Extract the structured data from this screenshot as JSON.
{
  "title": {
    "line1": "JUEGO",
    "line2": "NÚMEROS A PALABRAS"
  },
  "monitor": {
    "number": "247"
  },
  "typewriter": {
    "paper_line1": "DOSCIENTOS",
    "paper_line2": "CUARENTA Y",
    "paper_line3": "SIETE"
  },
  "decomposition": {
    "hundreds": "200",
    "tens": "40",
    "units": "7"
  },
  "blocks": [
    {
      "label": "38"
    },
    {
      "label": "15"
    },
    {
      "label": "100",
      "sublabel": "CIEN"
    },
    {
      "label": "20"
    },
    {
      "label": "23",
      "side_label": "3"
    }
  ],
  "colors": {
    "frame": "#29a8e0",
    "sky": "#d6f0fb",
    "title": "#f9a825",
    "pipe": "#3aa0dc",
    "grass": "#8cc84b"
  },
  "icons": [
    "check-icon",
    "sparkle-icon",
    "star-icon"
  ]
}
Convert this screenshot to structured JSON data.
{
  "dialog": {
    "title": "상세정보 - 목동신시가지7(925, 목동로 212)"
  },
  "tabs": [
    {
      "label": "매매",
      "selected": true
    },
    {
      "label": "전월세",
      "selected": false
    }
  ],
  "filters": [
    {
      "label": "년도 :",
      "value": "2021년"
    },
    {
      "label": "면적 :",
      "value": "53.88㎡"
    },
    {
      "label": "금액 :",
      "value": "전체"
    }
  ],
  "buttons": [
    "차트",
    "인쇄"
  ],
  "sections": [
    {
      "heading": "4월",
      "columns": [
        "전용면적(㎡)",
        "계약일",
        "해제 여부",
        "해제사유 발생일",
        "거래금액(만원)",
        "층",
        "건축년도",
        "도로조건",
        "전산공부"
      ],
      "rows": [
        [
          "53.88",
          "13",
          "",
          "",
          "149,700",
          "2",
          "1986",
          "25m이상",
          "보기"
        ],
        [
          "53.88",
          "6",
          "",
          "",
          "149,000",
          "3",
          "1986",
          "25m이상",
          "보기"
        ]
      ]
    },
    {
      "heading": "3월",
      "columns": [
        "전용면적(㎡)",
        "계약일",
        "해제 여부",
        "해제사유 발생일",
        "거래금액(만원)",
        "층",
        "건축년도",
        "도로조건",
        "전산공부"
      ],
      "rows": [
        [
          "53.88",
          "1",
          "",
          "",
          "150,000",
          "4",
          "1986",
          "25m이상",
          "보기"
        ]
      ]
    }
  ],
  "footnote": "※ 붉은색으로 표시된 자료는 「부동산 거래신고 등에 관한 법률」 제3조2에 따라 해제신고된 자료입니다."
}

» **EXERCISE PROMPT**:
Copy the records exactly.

» **ANSWER TO THE EXERCISE**:
Extract the structured data from this screenshot as JSON.
{
  "title": {
    "line1": "JUEGO",
    "line2": "NÚMEROS A PALABRAS"
  },
  "monitor": {
    "number": "247"
  },
  "typewriter": {
    "paper_line1": "DOSCIENTOS",
    "paper_line2": "CUARENTA Y",
    "paper_line3": "SIETE"
  },
  "decomposition": {
    "hundreds": "200",
    "tens": "40",
    "units": "7"
  },
  "blocks": [
    {
      "label": "38"
    },
    {
      "label": "15"
    },
    {
      "label": "100",
      "sublabel": "CIEN"
    },
    {
      "label": "20"
    },
    {
      "label": "23",
      "side_label": "3"
    }
  ],
  "colors": {
    "frame": "#29a8e0",
    "sky": "#d6f0fb",
    "title": "#f9a825",
    "pipe": "#3aa0dc",
    "grass": "#8cc84b"
  },
  "icons": [
    "check-icon",
    "sparkle-icon",
    "star-icon"
  ]
}
Convert this screenshot to structured JSON data.
{
  "dialog": {
    "title": "상세정보 - 목동신시가지7(925, 목동로 212)"
  },
  "tabs": [
    {
      "label": "매매",
      "selected": true
    },
    {
      "label": "전월세",
      "selected": false
    }
  ],
  "filters": [
    {
      "label": "년도 :",
      "value": "2021년"
    },
    {
      "label": "면적 :",
      "value": "53.88㎡"
    },
    {
      "label": "금액 :",
      "value": "전체"
    }
  ],
  "buttons": [
    "차트",
    "인쇄"
  ],
  "sections": [
    {
      "heading": "4월",
      "columns": [
        "전용면적(㎡)",
        "계약일",
        "해제 여부",
        "해제사유 발생일",
        "거래금액(만원)",
        "층",
        "건축년도",
        "도로조건",
        "전산공부"
      ],
      "rows": [
        [
          "53.88",
          "13",
          "",
          "",
          "149,700",
          "2",
          "1986",
          "25m이상",
          "보기"
        ],
        [
          "53.88",
          "6",
          "",
          "",
          "149,000",
          "3",
          "1986",
          "25m이상",
          "보기"
        ]
      ]
    },
    {
      "heading": "3월",
      "columns": [
        "전용면적(㎡)",
        "계약일",
        "해제 여부",
        "해제사유 발생일",
        "거래금액(만원)",
        "층",
        "건축년도",
        "도로조건",
        "전산공부"
      ],
      "rows": [
        [
          "53.88",
          "1",
          "",
          "",
          "150,000",
          "4",
          "1986",
          "25m이상",
          "보기"
        ]
      ]
    }
  ],
  "footnote": "※ 붉은색으로 표시된 자료는 「부동산 거래신고 등에 관한 법률」 제3조2에 따라 해제신고된 자료입니다."
}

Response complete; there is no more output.